Ingénieurs du service du matériel 
- Ingénieur général de première classe (Général de division)
- Ingénieur général de deuxième classe (Général de brigade)
- Ingénieur en chef de première classe (Colonel)
- Ingénieur en chef de deuxième classe (Lieutenant-Colonel)
- Ingénieur principal (Commandant)
- Ingénieur de première classe (Capitaine)
- Ingénieur de deuxième classe (Lieutenant)
- Ingénieur de troisième classe (Sub-Lieutenant)
Army Commissariat Service officer ranks 
These ranks apply the word commissaire in light of their participation and role in the Commissariat Service of the Ground Army.
- Commissaire général de corps d'armée
- Commissaire général de division
- Commissaire général de brigade
- Commissaire colonel
- Commissaire lieutenant-colonel
- Commissaire commandant
- Commissaire capitaine

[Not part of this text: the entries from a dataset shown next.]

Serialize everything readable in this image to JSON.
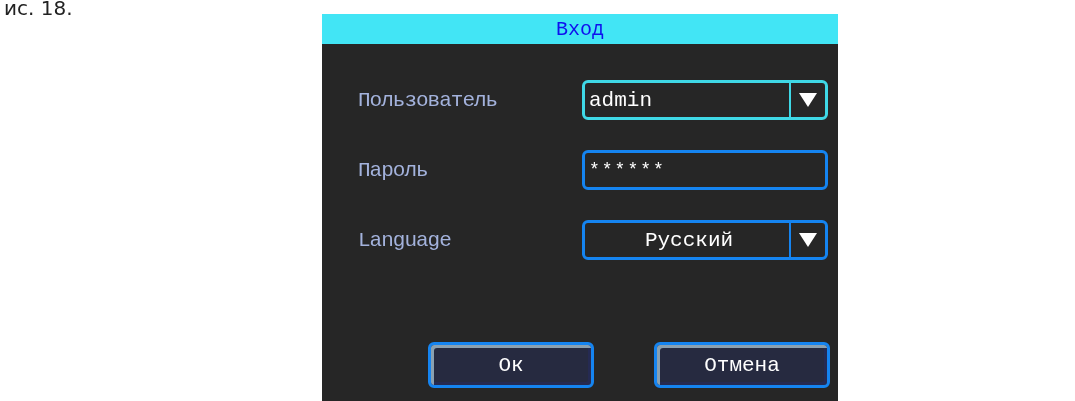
{
  "caption": "ис. 18.",
  "dialog": {
    "title": "Вход",
    "fields": [
      {
        "kind": "combo",
        "label": "Пользователь",
        "value": "admin",
        "selected": true
      },
      {
        "kind": "password",
        "label": "Пароль",
        "value": "******",
        "selected": false
      },
      {
        "kind": "select",
        "label": "Language",
        "value": "Русский",
        "selected": false
      }
    ],
    "buttons": [
      "Ок",
      "Отмена"
    ]
  }
}
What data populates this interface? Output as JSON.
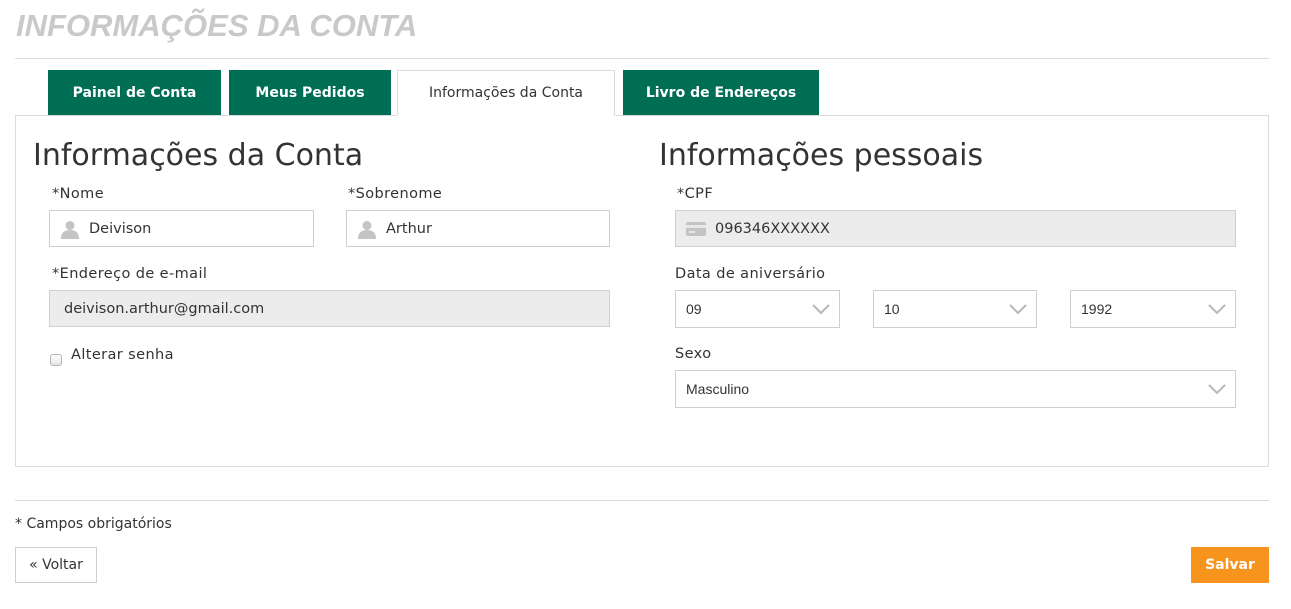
{
  "page": {
    "title": "INFORMAÇÕES DA CONTA"
  },
  "tabs": [
    {
      "label": "Painel de Conta",
      "active": false
    },
    {
      "label": "Meus Pedidos",
      "active": false
    },
    {
      "label": "Informações da Conta",
      "active": true
    },
    {
      "label": "Livro de Endereços",
      "active": false
    }
  ],
  "account": {
    "heading": "Informações da Conta",
    "first_name": {
      "label": "*Nome",
      "value": "Deivison",
      "icon": "user-icon"
    },
    "last_name": {
      "label": "*Sobrenome",
      "value": "Arthur",
      "icon": "user-icon"
    },
    "email": {
      "label": "*Endereço de e-mail",
      "value": "deivison.arthur@gmail.com"
    },
    "change_password": {
      "label": "Alterar senha",
      "checked": false
    }
  },
  "personal": {
    "heading": "Informações pessoais",
    "cpf": {
      "label": "*CPF",
      "value": "096346XXXXXX",
      "icon": "card-icon"
    },
    "birthday": {
      "label": "Data de aniversário",
      "day": "09",
      "month": "10",
      "year": "1992"
    },
    "gender": {
      "label": "Sexo",
      "value": "Masculino"
    }
  },
  "footer": {
    "required_note": "* Campos obrigatórios",
    "back_label": "« Voltar",
    "save_label": "Salvar"
  },
  "colors": {
    "tab_green": "#006e54",
    "save_orange": "#f7941d",
    "title_gray": "#c9c9c9",
    "readonly_bg": "#ececec"
  }
}
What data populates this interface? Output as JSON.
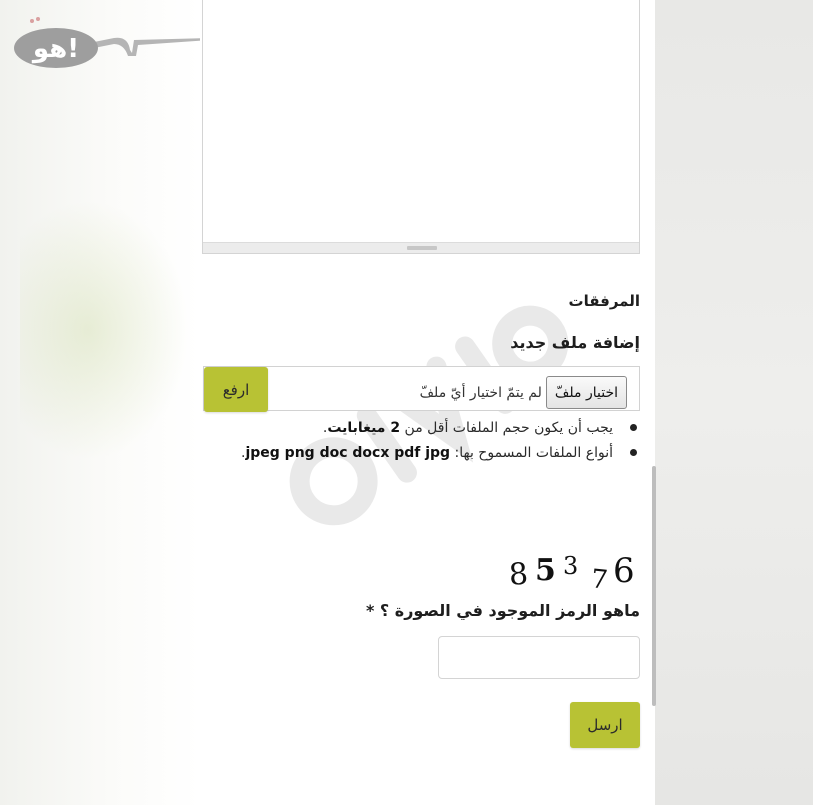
{
  "logo": {
    "text": "هو!"
  },
  "attachments": {
    "section_title": "المرفقات",
    "add_file_title": "إضافة ملف جديد",
    "choose_file_label": "اختيار ملفّ",
    "no_file_text": "لم يتمّ اختيار أيّ ملفّ",
    "upload_label": "ارفع"
  },
  "rules": {
    "size_prefix": "يجب أن يكون حجم الملفات أقل من ",
    "size_value": "2 ميغابايت",
    "size_suffix": ".",
    "types_prefix": "أنواع الملفات المسموح بها: ",
    "types_value": "jpeg png doc docx pdf jpg",
    "types_suffix": "."
  },
  "captcha": {
    "digits": [
      "8",
      "5",
      "3",
      "7",
      "6"
    ],
    "question": "ماهو الرمز الموجود في الصورة ؟ *",
    "input_value": ""
  },
  "submit": {
    "label": "ارسل"
  },
  "colors": {
    "accent_green": "#b8c234",
    "logo_bubble": "#9e9e9e"
  }
}
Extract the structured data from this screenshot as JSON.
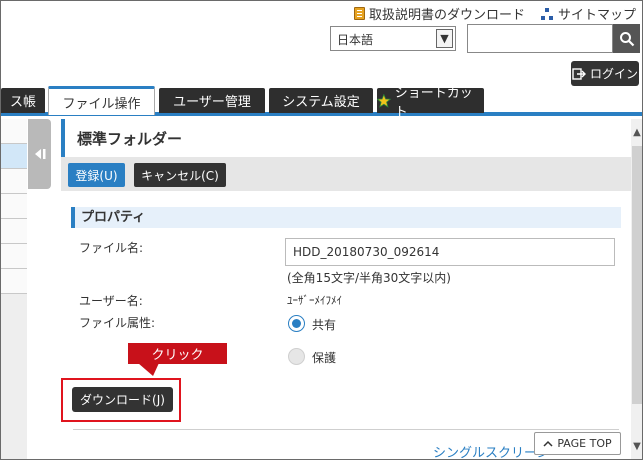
{
  "top_links": {
    "manual_download": "取扱説明書のダウンロード",
    "sitemap": "サイトマップ"
  },
  "language": {
    "selected": "日本語"
  },
  "search": {
    "placeholder": ""
  },
  "login": {
    "label": "ログイン"
  },
  "tabs": [
    {
      "label": "ス帳"
    },
    {
      "label": "ファイル操作",
      "active": true
    },
    {
      "label": "ユーザー管理"
    },
    {
      "label": "システム設定"
    },
    {
      "label": "ショートカット"
    }
  ],
  "folder": {
    "title": "標準フォルダー"
  },
  "buttons": {
    "register": "登録(U)",
    "cancel": "キャンセル(C)",
    "download": "ダウンロード(J)"
  },
  "properties": {
    "heading": "プロパティ",
    "file_name_label": "ファイル名:",
    "file_name_value": "HDD_20180730_092614",
    "file_name_hint": "(全角15文字/半角30文字以内)",
    "user_name_label": "ユーザー名:",
    "user_name_value": "ﾕｰｻﾞｰﾒｲﾌﾒｲ",
    "attribute_label": "ファイル属性:",
    "option_shared": "共有",
    "option_protected": "保護"
  },
  "annotation": {
    "callout": "クリック"
  },
  "footer": {
    "single_screen": "シングルスクリーン",
    "page_top": "PAGE TOP"
  },
  "colors": {
    "accent": "#2a7fc3",
    "tab_dark": "#2e2e2e",
    "callout_red": "#c8111a"
  }
}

- Commissaire lieutenant
- Commissaire sous-lieutenant
Table of ranks 
|Maréchaux de France - Marshals of France|
|Maréchal de France|
|Marshal of France is not an actual rank, but a "state honour"|
|Officiers généraux - General officers|
|Général de brigade||Général de division||Général de corps d'armée||Général d'armée|
|Commands a brigade||Commands a division||Commands a corps. This is not an actual rank, but an appointment of général de division.||Commands an army. This is not an actual rank, but an appointment of général de division.|
|Six stars used to be used by the general commanding the defences of Paris. This insignia is not in use anymore.|
|Officiers supérieurs - Senior officers|
|Infantry/Air Force (Armée de l'air)|
|Commandant (Chef d'escadron(s) in some arms)||Lieutenant-colonel||Colonel|
|Officiers subalternes - Junior officers|
|Major - Warrant Officer (until 2008), High Ranking Sub-officer (since 2009)|
|Sous-officiers - Sub-officers|
|Élève sous-officier||Sergent ("Foot arms/Air Force") / Maréchal des logis ("Horse Arms")||Sergent-chef ("Foot Arms/Air Force") / Maréchal des logis-chef ("Horse Arms")||Adjudant||Adjudant-chef|
|A four chevron sergent-chef major existed up till 1947|
|Militaires du rang - Rank and File|
|Soldat 1e classe||Caporal ("Foot arms/Air Force") / Brigadier ("Horse Arms")||Caporal-chef ("Foot arms/Air Force") / Brigadier-chef ("Horse Arms")||Caporal-chef (1e classe) / Brigadier-chef (1e classe)|